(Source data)
= = =
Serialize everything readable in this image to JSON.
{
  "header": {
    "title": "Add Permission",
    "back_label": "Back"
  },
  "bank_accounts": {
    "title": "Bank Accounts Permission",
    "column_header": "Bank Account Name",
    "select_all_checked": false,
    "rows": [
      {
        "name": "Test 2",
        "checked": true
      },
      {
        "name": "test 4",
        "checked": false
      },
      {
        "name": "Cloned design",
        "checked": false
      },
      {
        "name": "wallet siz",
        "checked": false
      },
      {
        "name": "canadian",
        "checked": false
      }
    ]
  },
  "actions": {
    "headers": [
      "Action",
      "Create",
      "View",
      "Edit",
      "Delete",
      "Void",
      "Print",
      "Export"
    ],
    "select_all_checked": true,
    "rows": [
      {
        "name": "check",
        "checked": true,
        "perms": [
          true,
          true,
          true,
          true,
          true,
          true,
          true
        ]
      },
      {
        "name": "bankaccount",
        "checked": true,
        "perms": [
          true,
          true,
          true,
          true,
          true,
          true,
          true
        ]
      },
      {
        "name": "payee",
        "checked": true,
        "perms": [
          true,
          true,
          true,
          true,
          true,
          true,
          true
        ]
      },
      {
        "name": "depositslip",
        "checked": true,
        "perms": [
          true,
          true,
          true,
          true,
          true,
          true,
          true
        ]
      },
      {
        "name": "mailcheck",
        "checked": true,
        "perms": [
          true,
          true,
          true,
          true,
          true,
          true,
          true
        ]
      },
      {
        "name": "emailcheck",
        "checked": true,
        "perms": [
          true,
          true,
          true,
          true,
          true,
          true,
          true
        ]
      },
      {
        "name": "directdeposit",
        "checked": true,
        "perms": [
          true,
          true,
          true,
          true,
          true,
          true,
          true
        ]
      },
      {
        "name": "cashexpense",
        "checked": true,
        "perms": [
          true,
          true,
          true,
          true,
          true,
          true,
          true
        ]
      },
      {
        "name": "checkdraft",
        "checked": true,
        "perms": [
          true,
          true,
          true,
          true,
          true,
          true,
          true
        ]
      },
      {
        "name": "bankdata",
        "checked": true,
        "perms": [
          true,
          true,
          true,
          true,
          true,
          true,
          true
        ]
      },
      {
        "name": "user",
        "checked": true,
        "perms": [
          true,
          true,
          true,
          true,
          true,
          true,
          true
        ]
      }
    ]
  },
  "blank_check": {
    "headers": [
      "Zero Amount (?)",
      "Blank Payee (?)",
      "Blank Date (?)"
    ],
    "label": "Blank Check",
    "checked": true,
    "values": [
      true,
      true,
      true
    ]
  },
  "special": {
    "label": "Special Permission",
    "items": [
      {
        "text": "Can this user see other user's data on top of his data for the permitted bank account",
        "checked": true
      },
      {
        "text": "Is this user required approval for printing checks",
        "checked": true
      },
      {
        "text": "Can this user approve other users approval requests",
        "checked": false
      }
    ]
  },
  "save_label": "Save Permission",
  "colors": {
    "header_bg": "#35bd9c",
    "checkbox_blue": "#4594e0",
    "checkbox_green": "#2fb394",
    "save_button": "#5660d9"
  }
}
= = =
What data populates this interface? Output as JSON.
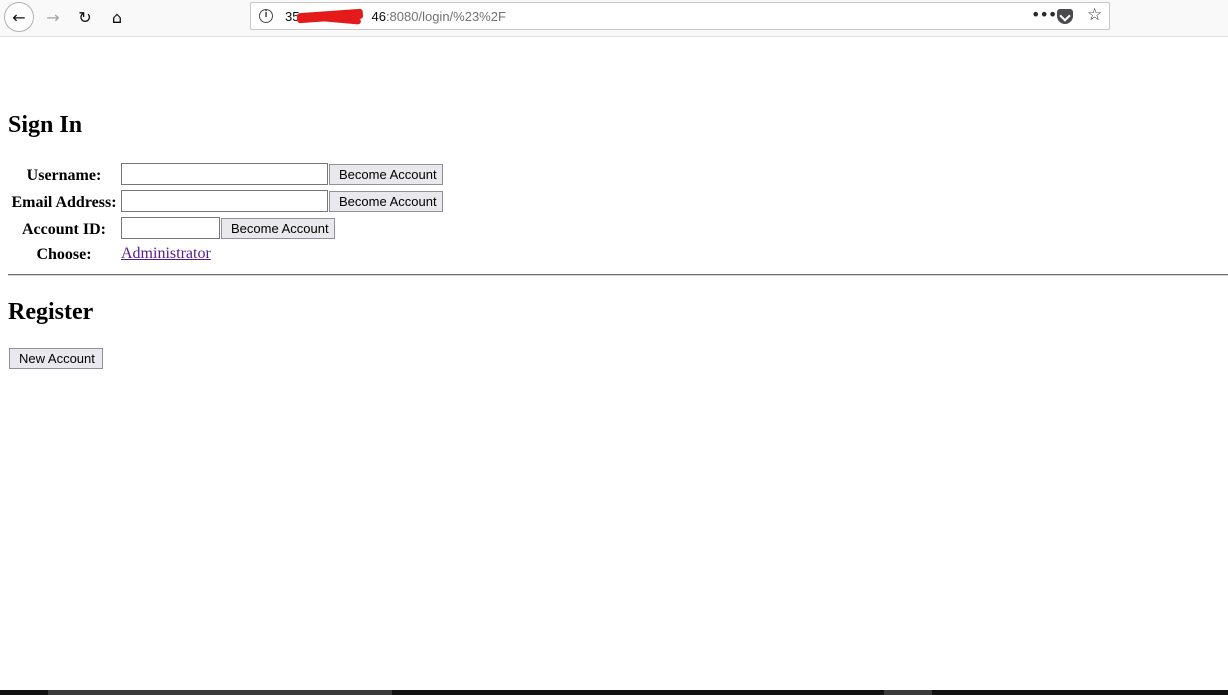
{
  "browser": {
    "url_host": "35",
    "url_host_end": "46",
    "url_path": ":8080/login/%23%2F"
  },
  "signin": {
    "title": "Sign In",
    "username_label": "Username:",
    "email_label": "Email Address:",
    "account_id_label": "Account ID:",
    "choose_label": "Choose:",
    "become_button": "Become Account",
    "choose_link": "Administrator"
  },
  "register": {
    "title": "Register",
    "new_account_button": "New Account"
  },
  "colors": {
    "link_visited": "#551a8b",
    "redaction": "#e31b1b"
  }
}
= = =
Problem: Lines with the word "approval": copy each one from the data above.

Task solution:
        "text": "Is this user required approval for printing checks",
        "text": "Can this user approve other users approval requests",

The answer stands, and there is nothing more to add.